Cook pushes ban
Published 9:19 pm Tuesday, February 21, 2012
Asks voters to support constitutional measure banning gay marriage
In a recently released letter, Rep. Bill Cook, R-Beaufort, urges constituents to vote for the “Marriage Protection Amendment.”
Cook said he emailed the letter to about 70 voters, hoping area media would pick it up.
“Marriage is under attack across the nation,” Cook wrote. “In fact, North Carolina’s marriage statutes are presently being challenged in state court in Guilford County. If activist judges or politicians were to succeed in redefining marriage in North Carolina, there would be profound consequences for religious organizations, individuals, medical professionals, and small businesses — and for society itself.”
In September 2011, the Washington Daily News asked Cook if he would campaign for the amendment.
If approved by a majority of voters in the May 8 primary election, the amendment would result in a state constitutional amendment banning gay marriage or civil unions in North Carolina.
“I think I’ll leave the questions to voters,” the Cypress Landing resident said at the time. “The table is set for them to make their decision.”
Cook has pointed out he voted in favor of placing the amendment on the ballot.
In a follow-up interview last week, he was asked why he’d decided to take an active role in campaigning for the amendment.
“Let me be real clear: the impression I get is there’s an awful lot of people here in the east who do not know about this issue and don’t even realize there’s a referendum, and I want to fix that,” he commented. “I’m in favor of this amendment, and I want to make sure that everybody in this part of the world knows they have the opportunity to make themselves heard on this issue.”
The amendment wouldn’t prohibit businesses from providing the same employee benefits they’ve provided in the past, he said.
“This doesn’t really affect people who are homosexual in any necessarily bad way from a money point of view,” he said.
Old North State law already prohibits gay marriage and civil unions, but proponents of the amendment say a court challenge could overturn that law in the absence of a constitutional amendment.
Cook is surrendering his House re-election bid in favor of a run for state Senate in District 1.
His primary opponent, fellow Republican Jerry Evans of Washington, concurs with Cook on the amendment issue.
“I’m a Christian, and I just believe that’s the best scenario for the people of North Carolina,” Evans said. “That’s where the values start, at home.

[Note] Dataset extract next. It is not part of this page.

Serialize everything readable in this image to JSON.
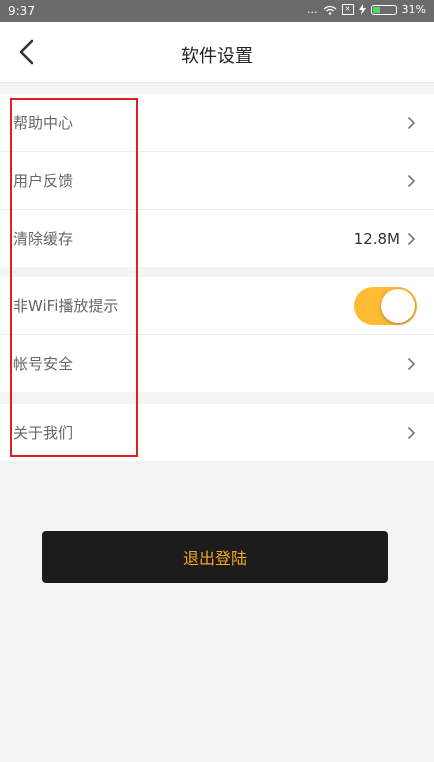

The Bible says one man, one woman.”
Jeremy Kennedy is campaign manager of The Coalition to Protect North Carolina Families in Raleigh. The coalition and its 109 members are campaigning against the amendment.
While it appears the amendment would permit businesses to continue providing benefits to whomever they wished, “Amendments like this keep (companies) from being able to recruit top talent from across the country to come here and work for their companies in North Carolina,” Kennedy said.
Thirty-seven states have statutes or amendments barring official recognition of same-sex marriage, he said.
Seven states and the District of Columbia recognize gay marriage, while several more accept civil unions to some degree, according to Kennedy. Maine has a limited domestic partnership registry, he added.
Overall, just over 20 states provide for some kind of legal relationship between unmarried people, he said.
Kennedy said the coalition’s internal polling echoes a broader trend: that many of the state’s residents wouldn’t support the amendment on the table if they knew about all of its potential consequences.
He said several of the state’s local governments offer domestic-partnership coverage to unmarried employees, and that children of unwed couples could lose insurance benefits because of the amendment.
In some situations where no prior wills or contracts exist, the new law might cause problems for unmarried individuals who need to make end-of-life decisions about their partners, he acknowledged.
To Cook, the heart of the debate is the protection of marriage, an institution he contends is under attack.
“You could not say that all homosexual families are bad,” he said. “I wouldn’t begin to say that. I don’t think that’s true at all. I’m just looking at this from the point of view that we have to protect a major building block of society.”